Rookie left wing Jeff Tambellini made his NHL debut at the United Center when the Kings played the Chicago Blackhawks on November 30. The University of Michigan standout was leading the Monarchs in scoring at the time of his recall and appeared in four games with the Kings. He will be joining Grebeshkov in Winnipeg next week in his first All-Star appearance.

Left wing Petr Kanko had a picture perfect NHL debut versus the Mighty Ducks of Anaheim on December 16, scoring his first NHL goal to tie the game in the eventual 4-3 Kings shootout victory.

At the beginning of the season, center Connor James signed an AHL standard player contract. James skated his heart out each and every night for the Monarchs. Then on January 4, the Kings rewarded the 23-year-old from Calgary, Alta., with his first NHL contract and a trip to the West Coast. He now has two NHL games under his belt and continues to work on his game in Manchester in the hopes of returning to Los Angeles in the future.

Through all of the injuries and call-ups to the Kings, both Los Angeles and Manchester continue to win and are top contenders in their respective divisions. On several occasions, the Los Angeles Times newspaper has penned that the Monarchs have won in Los Angeles, accentuating the number of Manchester players that have been on ice for the Kings this season.

Manchester fans had the opportunity to see many of these former Monarchs in action on January 12 when the Kings traveled East to play the Boston Bruins at the TD Banknorth Garden. Monarchs fans showed up to cheer on their (former) team and the Kings players showed up to play for their fans as they beat the Bruins 6-0.

Garon earned his second shutout of the season stopping all 30 shots that he faced. Brown, Cammalleri and Corvo scored goals just as they did so many times at the Verizon Wireless Arena. Kings left wing Alexander Frolov took the energy that Monarchs fans provided from the stands to collect a hat trick on the ice.

Fans were able to cheer on Grebeshkov and Ryan who had been in Monarchs uniforms just two weeks earlier. Local boy Giuliano made a dream come true as he skated in his hometown in front of virtually a hometown crowd as he had over 80 members of his family and friends at the game to cheer him on.

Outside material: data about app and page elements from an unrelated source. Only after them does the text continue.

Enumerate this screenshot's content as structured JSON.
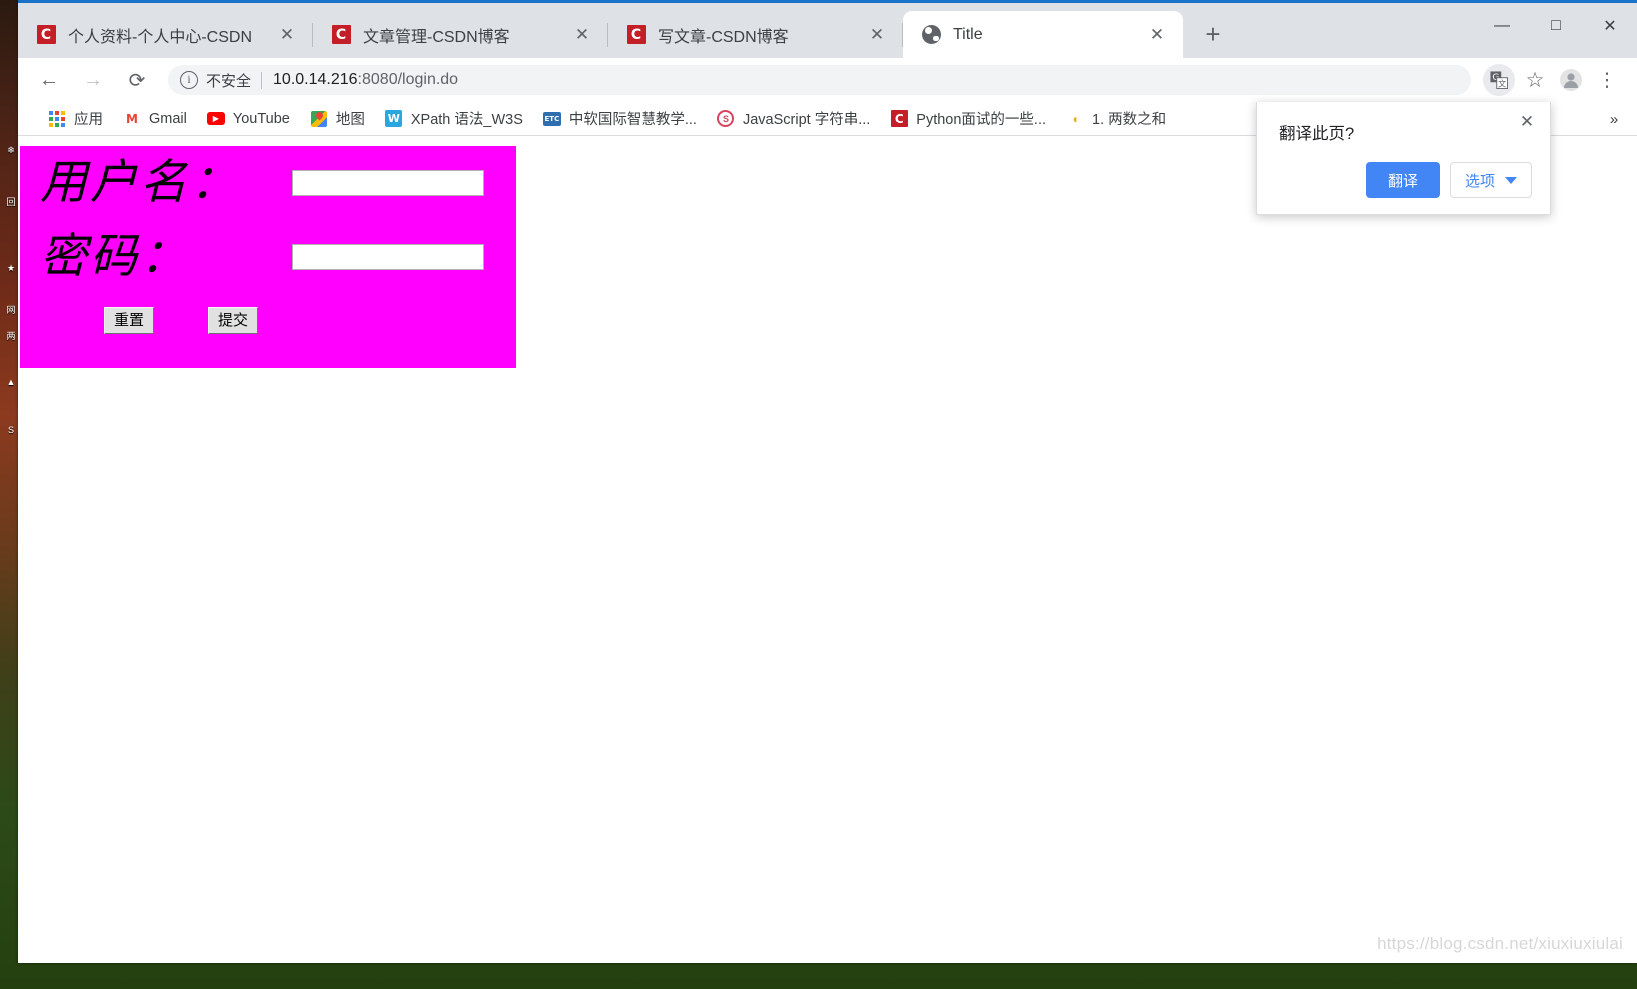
{
  "window": {
    "controls": [
      {
        "name": "minimize",
        "glyph": "—"
      },
      {
        "name": "maximize",
        "glyph": "□"
      },
      {
        "name": "close",
        "glyph": "✕"
      }
    ]
  },
  "tabs": [
    {
      "title": "个人资料-个人中心-CSDN",
      "favicon": "csdn-icon",
      "active": false,
      "close_glyph": "✕"
    },
    {
      "title": "文章管理-CSDN博客",
      "favicon": "csdn-icon",
      "active": false,
      "close_glyph": "✕"
    },
    {
      "title": "写文章-CSDN博客",
      "favicon": "csdn-icon",
      "active": false,
      "close_glyph": "✕"
    },
    {
      "title": "Title",
      "favicon": "globe-icon",
      "active": true,
      "close_glyph": "✕"
    }
  ],
  "new_tab_glyph": "+",
  "toolbar": {
    "back_glyph": "←",
    "forward_glyph": "→",
    "reload_glyph": "⟳",
    "info_glyph": "i",
    "security_text": "不安全",
    "url_host": "10.0.14.216",
    "url_rest": ":8080/login.do",
    "star_glyph": "☆",
    "menu_glyph": "⋮"
  },
  "bookmarks": {
    "items": [
      {
        "label": "应用",
        "icon": "apps-grid-icon"
      },
      {
        "label": "Gmail",
        "icon": "gmail-icon"
      },
      {
        "label": "YouTube",
        "icon": "youtube-icon"
      },
      {
        "label": "地图",
        "icon": "maps-icon"
      },
      {
        "label": "XPath 语法_W3S",
        "icon": "w3schools-icon"
      },
      {
        "label": "中软国际智慧教学...",
        "icon": "etc-icon"
      },
      {
        "label": "JavaScript 字符串...",
        "icon": "javascript-icon"
      },
      {
        "label": "Python面试的一些...",
        "icon": "csdn-icon"
      },
      {
        "label": "1. 两数之和",
        "icon": "leetcode-icon"
      }
    ],
    "overflow_glyph": "»"
  },
  "translate_bubble": {
    "title": "翻译此页?",
    "translate_label": "翻译",
    "options_label": "选项",
    "close_glyph": "✕"
  },
  "page": {
    "panel_color": "#ff00ff",
    "username_label": "用户名：",
    "password_label": "密码：",
    "username_value": "",
    "password_value": "",
    "username_placeholder": "",
    "password_placeholder": "",
    "reset_label": "重置",
    "submit_label": "提交"
  },
  "watermark": "https://blog.csdn.net/xiuxiuxiulai",
  "desktop_icons": [
    {
      "glyph": "❄"
    },
    {
      "glyph": "回"
    },
    {
      "glyph": "★"
    },
    {
      "glyph": "网"
    },
    {
      "glyph": "两"
    },
    {
      "glyph": "▲"
    },
    {
      "glyph": "S"
    }
  ]
}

The Kings players commented after the game that the fans that traveled the 53 miles south to watch the game had cheered so loud that they felt like they were playing in a home game rather than a road game.

The members of the Monarchs are proving to themselves and the world what Monarchs fans already know, that they are ready for the NHL.